2004 Physical Review Letters  
Experimental evidence is presented for the existence of the theoretically predicted odd toroidicity induced Alfvén eigenmode (TAE) from the simultaneous appearance of odd and even TAEs in a normal shear discharge of the joint European torus. The modes are observed in low central magnetic shear plasmas created by injecting lower hybrid current drive. A fast ion population was created by applying ion cyclotron heating at the high-field side to excite the TAEs. The odd TAEs were identified from
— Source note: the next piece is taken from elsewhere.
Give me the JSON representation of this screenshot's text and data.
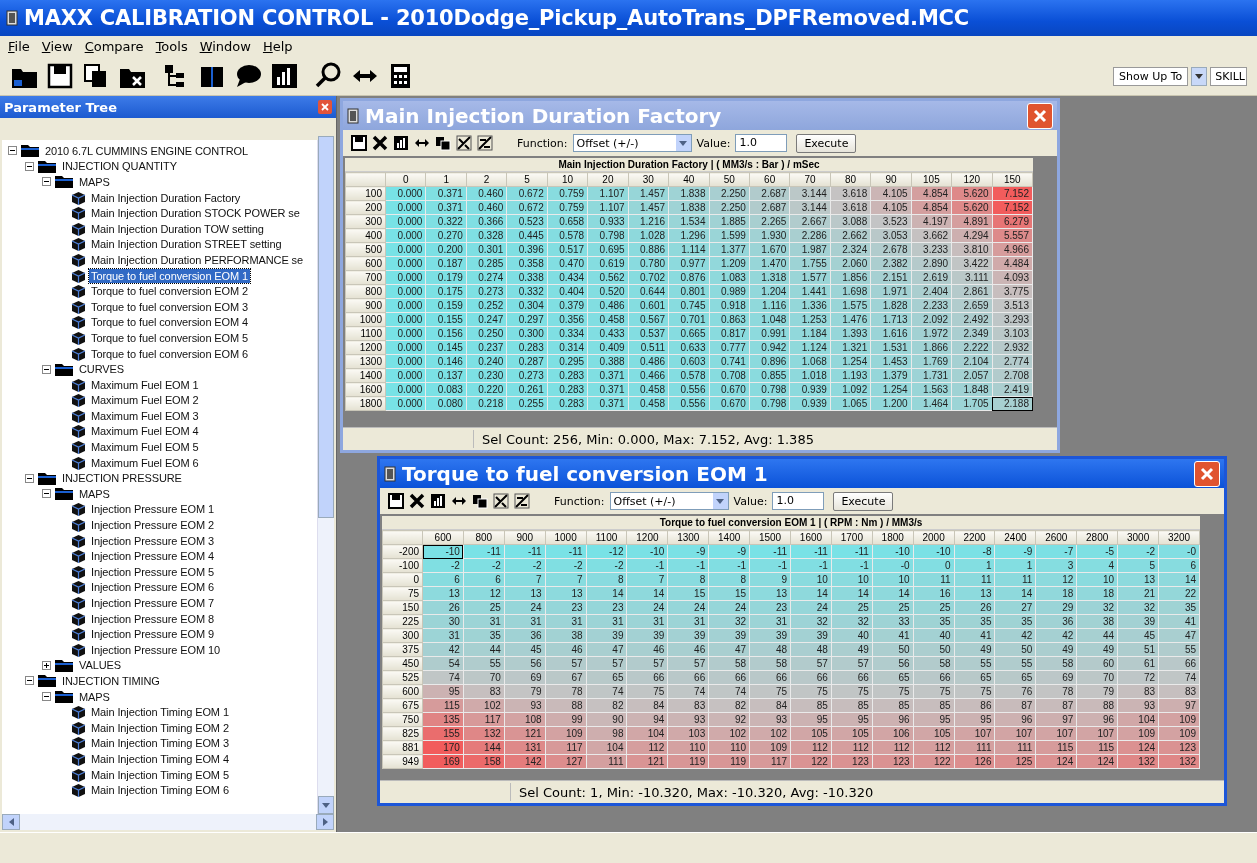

more » ... identified from their frequency, mode number, and timing relative to the even TAEs. At the time of the theoretical discovery of toroidicity induced Alfvén eigenmodes (TAE) in the low magnetic shear region of fusion plasmas, predictions were made in ideal MHD for two modes with the same toroidal mode number n in the TAE gap [1-3]. The two modes are formed by the coupling of two poloidal harmonics, m and m 1. The even mode, which resides at the bottom end of the TAE gap, is formed by the coupling of the poloidal harmonics with the same sign, whereas the odd mode, which resides at the top end of the TAE gap, has opposite signs between its two poloidal components as can be seen in Fig. 1 . Because of this difference the even TAE has a ballooning mode structure and the odd TAE has an antiballooning structure. These two core localized TAEs can exist when the following condition is fulfilled: s 2 < < s (with s r=qdq=dr the magnetic shear, r=R the inverse aspect ratio, and R the tokamak major radius) [2]. When > s a spectrum of multiple TAEs differing in the number of radial nodes was found to exist in one gap [4] . The low shear TAEs can exist only when the normalized pressure gradient, ÿ2Rq 2 =B 2 p 0 (with q the magnetic safety factor, B the magnetic field strength, and p 0 dp=dr the radial derivative of the pressure) is lower than a critical value. For the even mode this critical value is given by E c 3 2s 2 and for the odd mode O c 3 ÿ 2s 2 [2]. The odd mode exists only when the shear is sufficiently low and its critical is lower than the one for the even mode, which indicates that the odd mode ceases to exist before the even mode disappears if the central pressure gradient increases. This suggests that the even mode is more robust than the odd mode. Experimentally so far, only the even mode has been observed unambiguously in large tokamaks [5] [6] [7] , usually during sawtooth stabilization experiments with ion cyclotron range of frequency heating (ICRH). In those ICRH experiments an extended region of low shear is formed up to half of the plasma minor radius where the even TAEs reside. Until now there has been no unambiguous identification of the odd TAE in tokamak experiments despite the early prediction of its existence. Experimental observation of those predicted odd TAEs would be a fundamental confirmation of TAE theory. In this Letter we present compelling experimental evidence for the existence of the odd TAEs from the coexistence of even and odd TAEs in a joint European torus (JET) discharge. We further address the question why the odd TAEs are observed so rarely in tokamaks. In Fig. 2 a spectrogram of the magnetic fluctuations as measured with a Mirnov coil at the plasma outer midplane is shown where a number of modes with n decreasing in time from 12 to 4 show up between 190 and 210 kHz. These modes chirp down in frequency. Another set of modes with n decreasing in time from 8 to 4 and chirping up in frequency when time progresses is (c) (b) (a) JET pulse 50235 at 64.7 s n=5 odd TAE even TAE m=4 m=5 m=4 m=5 odd TAE even TAE 0.0 0.2 0.4 0.6 0.8 1.0 -1.0 0.0 1.0 -1.0 0.0 1.0 0.0 0.2 0.4 0.6 0.8 1.0 ψ (ω/ω 0 ) 2 ξ(ψ) ξ(ψ) FIG. 1. NOVA-K solution for an n 5 even (a) and odd (b) TAE and their locations in the Alfvén continuum gap (c) normalized to ! 0 B=R 0 p with 0 the central mass density. The modes are located at 0:1, with s 0:272 and 0:131. The dotted curves in (a) and (b) are poloidal components other than m 4 and 5.
doi:10.1103/physrevlett.92.015001 pmid:14753994 fatcat:rjwxpxx6dfejvjwnfel2ql3xwi